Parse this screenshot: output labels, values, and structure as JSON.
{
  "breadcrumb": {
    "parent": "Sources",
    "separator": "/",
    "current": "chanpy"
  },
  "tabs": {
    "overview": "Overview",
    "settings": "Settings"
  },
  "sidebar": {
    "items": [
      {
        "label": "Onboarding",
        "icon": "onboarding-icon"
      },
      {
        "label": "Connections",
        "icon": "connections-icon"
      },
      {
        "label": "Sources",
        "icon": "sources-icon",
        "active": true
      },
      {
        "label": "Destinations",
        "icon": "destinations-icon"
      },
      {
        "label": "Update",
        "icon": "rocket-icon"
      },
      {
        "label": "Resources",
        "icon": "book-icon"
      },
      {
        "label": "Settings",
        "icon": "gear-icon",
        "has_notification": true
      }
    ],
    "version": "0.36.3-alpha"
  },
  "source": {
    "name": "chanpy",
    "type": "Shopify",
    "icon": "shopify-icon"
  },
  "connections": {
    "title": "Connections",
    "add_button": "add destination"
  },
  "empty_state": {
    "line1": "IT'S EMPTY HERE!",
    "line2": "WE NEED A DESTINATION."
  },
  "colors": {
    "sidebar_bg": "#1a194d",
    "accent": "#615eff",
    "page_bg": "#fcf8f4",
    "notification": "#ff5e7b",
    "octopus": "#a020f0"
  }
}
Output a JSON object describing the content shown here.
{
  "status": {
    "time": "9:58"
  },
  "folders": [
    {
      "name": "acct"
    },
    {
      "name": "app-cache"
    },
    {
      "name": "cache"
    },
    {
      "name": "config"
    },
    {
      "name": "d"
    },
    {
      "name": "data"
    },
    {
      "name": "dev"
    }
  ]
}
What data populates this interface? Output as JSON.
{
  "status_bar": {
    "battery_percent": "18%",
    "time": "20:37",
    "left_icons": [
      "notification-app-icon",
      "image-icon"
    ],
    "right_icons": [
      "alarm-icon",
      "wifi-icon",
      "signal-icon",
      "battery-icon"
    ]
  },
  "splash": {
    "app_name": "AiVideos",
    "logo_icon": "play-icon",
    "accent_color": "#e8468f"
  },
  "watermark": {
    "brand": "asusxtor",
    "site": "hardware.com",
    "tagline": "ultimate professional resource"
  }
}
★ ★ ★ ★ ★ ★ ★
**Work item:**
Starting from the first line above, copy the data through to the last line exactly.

**Solved exercise:**
Parse this screenshot: output labels, values, and structure as JSON.
{
  "breadcrumb": {
    "parent": "Sources",
    "separator": "/",
    "current": "chanpy"
  },
  "tabs": {
    "overview": "Overview",
    "settings": "Settings"
  },
  "sidebar": {
    "items": [
      {
        "label": "Onboarding",
        "icon": "onboarding-icon"
      },
      {
        "label": "Connections",
        "icon": "connections-icon"
      },
      {
        "label": "Sources",
        "icon": "sources-icon",
        "active": true
      },
      {
        "label": "Destinations",
        "icon": "destinations-icon"
      },
      {
        "label": "Update",
        "icon": "rocket-icon"
      },
      {
        "label": "Resources",
        "icon": "book-icon"
      },
      {
        "label": "Settings",
        "icon": "gear-icon",
        "has_notification": true
      }
    ],
    "version": "0.36.3-alpha"
  },
  "source": {
    "name": "chanpy",
    "type": "Shopify",
    "icon": "shopify-icon"
  },
  "connections": {
    "title": "Connections",
    "add_button": "add destination"
  },
  "empty_state": {
    "line1": "IT'S EMPTY HERE!",
    "line2": "WE NEED A DESTINATION."
  },
  "colors": {
    "sidebar_bg": "#1a194d",
    "accent": "#615eff",
    "page_bg": "#fcf8f4",
    "notification": "#ff5e7b",
    "octopus": "#a020f0"
  }
}
Output a JSON object describing the content shown here.
{
  "status": {
    "time": "9:58"
  },
  "folders": [
    {
      "name": "acct"
    },
    {
      "name": "app-cache"
    },
    {
      "name": "cache"
    },
    {
      "name": "config"
    },
    {
      "name": "d"
    },
    {
      "name": "data"
    },
    {
      "name": "dev"
    }
  ]
}
What data populates this interface? Output as JSON.
{
  "status_bar": {
    "battery_percent": "18%",
    "time": "20:37",
    "left_icons": [
      "notification-app-icon",
      "image-icon"
    ],
    "right_icons": [
      "alarm-icon",
      "wifi-icon",
      "signal-icon",
      "battery-icon"
    ]
  },
  "splash": {
    "app_name": "AiVideos",
    "logo_icon": "play-icon",
    "accent_color": "#e8468f"
  },
  "watermark": {
    "brand": "asusxtor",
    "site": "hardware.com",
    "tagline": "ultimate professional resource"
  }
}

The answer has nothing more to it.